IPv6 is increasingly not an option but a fact of life. We’ve talked about it a lot (and some more and more) but this time we don’t want to discuss the merits or pitfalls of IPv6.
Instead, let’s take a closer look at the IPv6 protocol itself.
We’ll use our famed IPv6 cheat-sheet (also available as a lens cleaner — visit us at events to score one) as a guide, and examine each section in depth.
Let’s start with, just like an IPv6 packet does, the header.
The IPv6 header
When discussing the IPv6 header it’s inevitable to compare it to what came before:
(Image credit: Wikipedia.)
This is of course the IPv4 header. It’s smaller in size: IPv4 uses 32 bit binary numbers whereas IPv6 uses 128-bit binary numbers. Size matters not, however. Or at least matters less.
IPv6 headers are much less complex:
The IPv6 header is more streamlined: it contains 8 fields, compared to IPv4’s 14 fields.
- version: 4 bits long, and corresponds to IPv4’s field of the same name. It indicates the receiver the IP version to expect. In case of IPv6 that is of course 6, making this field’s binary value 0110.
- traffic class: 8 bits long, and replaces IPv4’s ‘type of service’ field. The first 6 bits contain the differentiated services (DiffServ) designation of the packet, and is called differentiated services code point (DSCP). DSCP classifies the type of traffic carried by the packet for quality of service (QoS) purposes. For example, streaming media like video and audio on a conference call can enjoy lower latency than non-critical traffic, such as web browsing. The last two bits are for optional explicit congestion notifications (ECN). ECN can be used to signal congestion on the network by marking it in the IPv6 header. (Instead of dropping packets.)
- flow label: 20 bits long, and new to IPv6. Useful for real-time applications, it signals the receiving node (routers or switches) to keep packets on the same path as to prevent them from being reordered.
- payload length: 16-bits long. Contains the size of the payload in octets (remember those?) and can include extension headers. (Extensions headers replace the ‘options’ field known from IPv4.) It’s set to zero when the packet carries a jumbo payload.
- next header: 8-bits long.
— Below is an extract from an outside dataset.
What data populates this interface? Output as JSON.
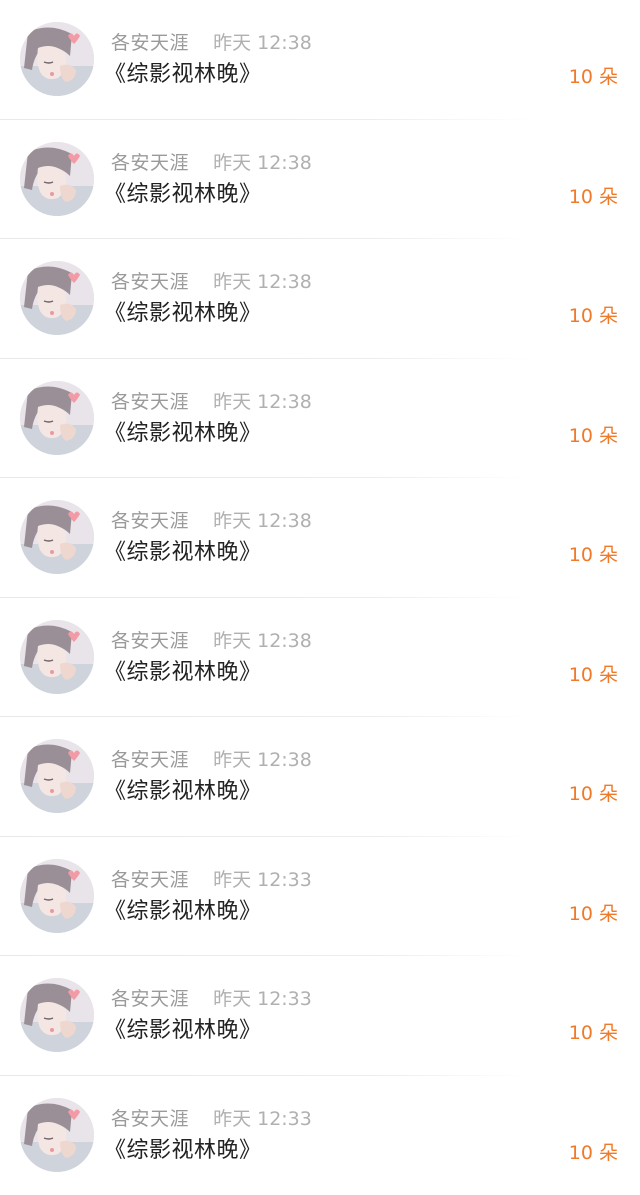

It shares its function (and values) with IPv4’s ‘protocol’ field, and as the name suggests specifies the type of the next header.
- hop limit: 8-bits long, formerly known in IPv4 as ‘time-to-live’. Decremented by one passing each node, and the packet is discarded when the value of hop limit reaches zero.
- source address: 128 bits long, same function as in IPv4. Contains the IPv6 address of the node originally sending the packet.
- destination address: 128 bits long, same function as in IPv4. Contains the IPv6 address of the destination node for which the packet is intended.
MAC to EUI-64 conversion
Extended Unique Identifier (EUI-64, because it’s 64-bits long) is a new method with which IPv6 hosts can be automatically configured in DHCP. The conversion is needed because hardware MAC addresses are 48-bits long.
This process is done in three steps:
- First the 48-bit MAC address needs to be separated into two 24-bit parts: C0:A1:B2:C3:D4:E5 becomes C0:A1:B2 C3:D4:E5.
- Then insert FF:FE between them, making it C0:A1:B2:FF:FE:C3:D4:E5.
- Lastly, invert the 7th bit: convert the first byte (C0 in this case) to binary (resulting in 11000000), check the 7th bit (0) and flip it (to 1) and translate it back to hexadecimal (binary 11000010 becomes C2).
The final EUI-64 version of the MAC address C0:A1:B2:C3:D4:E5 thus becomes C0:A1:B2:FF:FE:C3:D4:E5.
More IPv6 coming up!
In the next blog post we’ll continue the examination and explanation of the Men&Mice IPv6 cheat-sheet, and take a good look at the IPv6 address space and the things you can do with it.
In the meantime, let us know if there’s a particular part of it you’d like to know more about!